• [Your objective]
Using the entries below, copy out all lines where "JSON" is found.

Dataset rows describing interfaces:
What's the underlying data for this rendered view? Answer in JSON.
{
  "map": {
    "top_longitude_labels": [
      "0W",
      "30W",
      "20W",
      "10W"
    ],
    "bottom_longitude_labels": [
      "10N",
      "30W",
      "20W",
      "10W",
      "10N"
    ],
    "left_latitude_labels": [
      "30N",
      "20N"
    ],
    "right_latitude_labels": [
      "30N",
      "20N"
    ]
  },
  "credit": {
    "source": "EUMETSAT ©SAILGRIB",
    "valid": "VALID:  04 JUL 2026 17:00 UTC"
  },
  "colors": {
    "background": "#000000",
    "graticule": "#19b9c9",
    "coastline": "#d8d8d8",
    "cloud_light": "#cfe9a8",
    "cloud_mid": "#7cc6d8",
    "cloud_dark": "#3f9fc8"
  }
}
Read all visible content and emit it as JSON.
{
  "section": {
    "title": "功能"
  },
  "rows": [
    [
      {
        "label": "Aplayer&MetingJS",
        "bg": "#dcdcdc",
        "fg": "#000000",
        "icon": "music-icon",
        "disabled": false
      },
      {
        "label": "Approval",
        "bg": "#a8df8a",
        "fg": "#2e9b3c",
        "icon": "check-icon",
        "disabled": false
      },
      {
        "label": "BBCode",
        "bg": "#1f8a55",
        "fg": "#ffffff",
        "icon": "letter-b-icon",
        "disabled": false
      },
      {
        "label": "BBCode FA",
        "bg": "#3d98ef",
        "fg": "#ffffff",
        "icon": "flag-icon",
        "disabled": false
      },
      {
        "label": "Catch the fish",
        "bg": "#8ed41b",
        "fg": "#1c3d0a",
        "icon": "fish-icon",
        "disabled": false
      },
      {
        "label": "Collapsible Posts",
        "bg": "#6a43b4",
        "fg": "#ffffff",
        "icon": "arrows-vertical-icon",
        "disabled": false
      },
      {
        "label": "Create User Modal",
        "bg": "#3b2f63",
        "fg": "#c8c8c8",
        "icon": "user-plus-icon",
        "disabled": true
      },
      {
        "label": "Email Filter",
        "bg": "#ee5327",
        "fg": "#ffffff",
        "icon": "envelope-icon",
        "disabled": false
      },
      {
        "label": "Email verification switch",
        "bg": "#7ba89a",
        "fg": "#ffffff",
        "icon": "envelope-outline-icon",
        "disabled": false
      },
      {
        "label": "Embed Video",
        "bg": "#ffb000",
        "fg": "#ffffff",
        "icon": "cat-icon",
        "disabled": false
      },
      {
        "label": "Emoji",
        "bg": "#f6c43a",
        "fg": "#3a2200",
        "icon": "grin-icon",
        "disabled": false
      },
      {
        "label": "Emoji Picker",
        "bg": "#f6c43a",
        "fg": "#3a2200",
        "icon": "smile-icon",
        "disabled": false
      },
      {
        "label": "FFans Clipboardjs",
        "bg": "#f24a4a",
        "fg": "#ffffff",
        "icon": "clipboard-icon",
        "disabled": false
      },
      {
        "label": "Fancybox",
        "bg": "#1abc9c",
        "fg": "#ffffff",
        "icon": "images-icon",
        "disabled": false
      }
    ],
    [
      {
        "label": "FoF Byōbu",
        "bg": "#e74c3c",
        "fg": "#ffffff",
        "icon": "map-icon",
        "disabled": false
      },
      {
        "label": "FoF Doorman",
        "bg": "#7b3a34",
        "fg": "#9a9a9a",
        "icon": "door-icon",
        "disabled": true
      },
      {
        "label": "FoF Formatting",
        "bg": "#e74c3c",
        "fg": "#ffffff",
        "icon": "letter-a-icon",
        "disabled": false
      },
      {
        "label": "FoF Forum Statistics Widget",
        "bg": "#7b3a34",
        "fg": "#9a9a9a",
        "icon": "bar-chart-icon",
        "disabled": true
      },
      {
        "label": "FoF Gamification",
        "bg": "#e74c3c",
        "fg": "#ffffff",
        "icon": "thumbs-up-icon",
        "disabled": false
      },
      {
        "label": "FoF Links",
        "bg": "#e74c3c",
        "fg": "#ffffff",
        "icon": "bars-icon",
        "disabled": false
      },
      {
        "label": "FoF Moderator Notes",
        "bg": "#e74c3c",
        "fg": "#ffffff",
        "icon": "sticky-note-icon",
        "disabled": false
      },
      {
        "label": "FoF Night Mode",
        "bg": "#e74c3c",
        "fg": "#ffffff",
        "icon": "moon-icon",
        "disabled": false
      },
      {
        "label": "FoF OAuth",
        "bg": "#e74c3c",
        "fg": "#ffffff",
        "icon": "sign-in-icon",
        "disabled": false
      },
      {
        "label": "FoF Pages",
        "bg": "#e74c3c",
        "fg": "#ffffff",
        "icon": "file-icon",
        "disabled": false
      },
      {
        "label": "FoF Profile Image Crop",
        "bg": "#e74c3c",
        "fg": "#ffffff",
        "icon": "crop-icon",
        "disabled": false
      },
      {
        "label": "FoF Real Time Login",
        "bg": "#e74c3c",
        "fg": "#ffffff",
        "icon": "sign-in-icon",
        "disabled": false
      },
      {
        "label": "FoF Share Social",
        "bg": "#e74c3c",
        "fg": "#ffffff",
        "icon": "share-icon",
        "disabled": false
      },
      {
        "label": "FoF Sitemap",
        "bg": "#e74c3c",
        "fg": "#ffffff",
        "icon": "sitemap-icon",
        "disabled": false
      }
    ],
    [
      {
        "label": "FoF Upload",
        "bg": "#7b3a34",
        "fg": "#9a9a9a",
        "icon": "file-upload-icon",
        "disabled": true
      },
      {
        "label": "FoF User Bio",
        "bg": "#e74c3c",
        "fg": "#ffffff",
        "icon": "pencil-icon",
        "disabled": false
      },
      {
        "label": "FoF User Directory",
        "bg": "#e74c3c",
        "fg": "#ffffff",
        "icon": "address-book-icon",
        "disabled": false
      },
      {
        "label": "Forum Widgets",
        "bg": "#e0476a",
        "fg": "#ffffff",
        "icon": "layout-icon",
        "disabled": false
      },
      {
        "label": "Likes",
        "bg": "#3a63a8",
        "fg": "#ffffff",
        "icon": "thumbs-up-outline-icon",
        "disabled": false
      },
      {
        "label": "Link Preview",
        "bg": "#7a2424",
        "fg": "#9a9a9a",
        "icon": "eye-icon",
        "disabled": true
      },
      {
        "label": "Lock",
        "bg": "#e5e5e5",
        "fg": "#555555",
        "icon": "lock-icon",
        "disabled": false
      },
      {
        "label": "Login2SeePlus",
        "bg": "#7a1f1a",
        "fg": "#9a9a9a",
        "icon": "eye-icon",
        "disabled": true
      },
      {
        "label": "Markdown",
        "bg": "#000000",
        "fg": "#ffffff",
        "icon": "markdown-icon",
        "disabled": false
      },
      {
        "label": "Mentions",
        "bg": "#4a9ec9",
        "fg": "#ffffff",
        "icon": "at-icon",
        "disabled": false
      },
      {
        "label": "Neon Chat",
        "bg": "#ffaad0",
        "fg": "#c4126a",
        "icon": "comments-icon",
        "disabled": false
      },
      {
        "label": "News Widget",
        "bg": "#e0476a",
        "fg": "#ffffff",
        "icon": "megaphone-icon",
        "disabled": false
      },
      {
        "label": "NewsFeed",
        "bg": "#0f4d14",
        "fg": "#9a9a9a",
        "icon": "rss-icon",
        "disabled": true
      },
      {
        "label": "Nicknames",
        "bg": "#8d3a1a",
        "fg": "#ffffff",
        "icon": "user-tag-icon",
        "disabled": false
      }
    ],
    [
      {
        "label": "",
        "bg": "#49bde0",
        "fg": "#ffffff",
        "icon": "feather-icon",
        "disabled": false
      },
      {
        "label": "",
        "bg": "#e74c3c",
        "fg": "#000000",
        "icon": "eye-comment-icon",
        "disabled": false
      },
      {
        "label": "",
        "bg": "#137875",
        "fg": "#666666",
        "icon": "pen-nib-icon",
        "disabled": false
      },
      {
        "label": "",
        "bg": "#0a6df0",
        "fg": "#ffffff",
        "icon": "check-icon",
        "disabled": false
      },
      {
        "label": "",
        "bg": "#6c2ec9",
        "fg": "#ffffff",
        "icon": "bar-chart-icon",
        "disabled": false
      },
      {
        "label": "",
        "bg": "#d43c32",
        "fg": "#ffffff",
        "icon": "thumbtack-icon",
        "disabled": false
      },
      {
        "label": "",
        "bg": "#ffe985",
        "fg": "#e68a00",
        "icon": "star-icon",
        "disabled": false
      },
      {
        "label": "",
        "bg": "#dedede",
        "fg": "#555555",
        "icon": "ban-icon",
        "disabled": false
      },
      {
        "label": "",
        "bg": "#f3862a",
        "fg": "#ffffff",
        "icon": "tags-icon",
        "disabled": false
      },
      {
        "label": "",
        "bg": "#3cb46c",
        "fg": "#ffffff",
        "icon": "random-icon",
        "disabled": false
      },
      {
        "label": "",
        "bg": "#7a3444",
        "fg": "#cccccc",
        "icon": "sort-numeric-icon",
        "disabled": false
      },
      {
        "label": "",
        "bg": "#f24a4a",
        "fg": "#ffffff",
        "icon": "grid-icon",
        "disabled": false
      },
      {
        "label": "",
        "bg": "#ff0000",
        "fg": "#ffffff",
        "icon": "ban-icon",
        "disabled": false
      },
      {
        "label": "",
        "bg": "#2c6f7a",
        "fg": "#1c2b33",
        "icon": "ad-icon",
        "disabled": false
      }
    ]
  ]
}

• [Result of this exercise]
What's the underlying data for this rendered view? Answer in JSON.
Read all visible content and emit it as JSON.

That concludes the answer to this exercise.